**** Supplied material

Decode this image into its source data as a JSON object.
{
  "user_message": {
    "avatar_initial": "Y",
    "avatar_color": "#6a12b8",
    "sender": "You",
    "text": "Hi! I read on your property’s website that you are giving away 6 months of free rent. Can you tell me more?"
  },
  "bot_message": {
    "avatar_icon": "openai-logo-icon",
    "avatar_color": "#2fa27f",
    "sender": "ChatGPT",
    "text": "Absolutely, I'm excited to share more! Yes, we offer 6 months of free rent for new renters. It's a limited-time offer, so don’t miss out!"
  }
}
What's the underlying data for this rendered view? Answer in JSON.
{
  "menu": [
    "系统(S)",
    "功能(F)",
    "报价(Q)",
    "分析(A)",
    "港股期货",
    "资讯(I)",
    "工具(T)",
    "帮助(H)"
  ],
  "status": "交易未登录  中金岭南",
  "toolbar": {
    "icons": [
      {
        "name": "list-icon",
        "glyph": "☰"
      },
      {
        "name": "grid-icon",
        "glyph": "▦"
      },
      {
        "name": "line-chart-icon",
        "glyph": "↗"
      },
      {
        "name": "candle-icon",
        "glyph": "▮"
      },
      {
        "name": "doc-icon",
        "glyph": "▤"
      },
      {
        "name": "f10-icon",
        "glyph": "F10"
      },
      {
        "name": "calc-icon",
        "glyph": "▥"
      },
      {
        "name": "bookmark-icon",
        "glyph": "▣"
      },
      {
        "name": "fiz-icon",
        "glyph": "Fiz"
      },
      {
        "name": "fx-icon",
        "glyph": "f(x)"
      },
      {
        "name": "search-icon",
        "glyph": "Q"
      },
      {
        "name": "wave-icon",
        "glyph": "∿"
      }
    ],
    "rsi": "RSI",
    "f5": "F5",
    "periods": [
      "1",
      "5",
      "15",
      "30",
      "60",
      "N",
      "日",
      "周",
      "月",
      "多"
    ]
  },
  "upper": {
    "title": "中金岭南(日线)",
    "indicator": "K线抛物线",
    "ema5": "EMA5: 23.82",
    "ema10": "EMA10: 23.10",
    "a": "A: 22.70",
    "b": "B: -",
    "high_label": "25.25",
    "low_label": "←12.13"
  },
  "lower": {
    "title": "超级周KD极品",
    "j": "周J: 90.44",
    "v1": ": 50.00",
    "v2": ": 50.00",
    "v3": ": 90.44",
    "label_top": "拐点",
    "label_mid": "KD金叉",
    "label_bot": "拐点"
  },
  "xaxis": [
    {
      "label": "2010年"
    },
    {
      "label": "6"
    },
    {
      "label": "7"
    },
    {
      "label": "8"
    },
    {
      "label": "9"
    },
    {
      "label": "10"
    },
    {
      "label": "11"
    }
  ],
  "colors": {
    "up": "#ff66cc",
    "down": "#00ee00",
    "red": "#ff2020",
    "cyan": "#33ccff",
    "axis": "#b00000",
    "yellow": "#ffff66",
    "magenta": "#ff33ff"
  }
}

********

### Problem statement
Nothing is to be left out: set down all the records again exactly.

### Result of the task
Decode this image into its source data as a JSON object.
{
  "user_message": {
    "avatar_initial": "Y",
    "avatar_color": "#6a12b8",
    "sender": "You",
    "text": "Hi! I read on your property’s website that you are giving away 6 months of free rent. Can you tell me more?"
  },
  "bot_message": {
    "avatar_icon": "openai-logo-icon",
    "avatar_color": "#2fa27f",
    "sender": "ChatGPT",
    "text": "Absolutely, I'm excited to share more! Yes, we offer 6 months of free rent for new renters. It's a limited-time offer, so don’t miss out!"
  }
}
What's the underlying data for this rendered view? Answer in JSON.
{
  "menu": [
    "系统(S)",
    "功能(F)",
    "报价(Q)",
    "分析(A)",
    "港股期货",
    "资讯(I)",
    "工具(T)",
    "帮助(H)"
  ],
  "status": "交易未登录  中金岭南",
  "toolbar": {
    "icons": [
      {
        "name": "list-icon",
        "glyph": "☰"
      },
      {
        "name": "grid-icon",
        "glyph": "▦"
      },
      {
        "name": "line-chart-icon",
        "glyph": "↗"
      },
      {
        "name": "candle-icon",
        "glyph": "▮"
      },
      {
        "name": "doc-icon",
        "glyph": "▤"
      },
      {
        "name": "f10-icon",
        "glyph": "F10"
      },
      {
        "name": "calc-icon",
        "glyph": "▥"
      },
      {
        "name": "bookmark-icon",
        "glyph": "▣"
      },
      {
        "name": "fiz-icon",
        "glyph": "Fiz"
      },
      {
        "name": "fx-icon",
        "glyph": "f(x)"
      },
      {
        "name": "search-icon",
        "glyph": "Q"
      },
      {
        "name": "wave-icon",
        "glyph": "∿"
      }
    ],
    "rsi": "RSI",
    "f5": "F5",
    "periods": [
      "1",
      "5",
      "15",
      "30",
      "60",
      "N",
      "日",
      "周",
      "月",
      "多"
    ]
  },
  "upper": {
    "title": "中金岭南(日线)",
    "indicator": "K线抛物线",
    "ema5": "EMA5: 23.82",
    "ema10": "EMA10: 23.10",
    "a": "A: 22.70",
    "b": "B: -",
    "high_label": "25.25",
    "low_label": "←12.13"
  },
  "lower": {
    "title": "超级周KD极品",
    "j": "周J: 90.44",
    "v1": ": 50.00",
    "v2": ": 50.00",
    "v3": ": 90.44",
    "label_top": "拐点",
    "label_mid": "KD金叉",
    "label_bot": "拐点"
  },
  "xaxis": [
    {
      "label": "2010年"
    },
    {
      "label": "6"
    },
    {
      "label": "7"
    },
    {
      "label": "8"
    },
    {
      "label": "9"
    },
    {
      "label": "10"
    },
    {
      "label": "11"
    }
  ],
  "colors": {
    "up": "#ff66cc",
    "down": "#00ee00",
    "red": "#ff2020",
    "cyan": "#33ccff",
    "axis": "#b00000",
    "yellow": "#ffff66",
    "magenta": "#ff33ff"
  }
}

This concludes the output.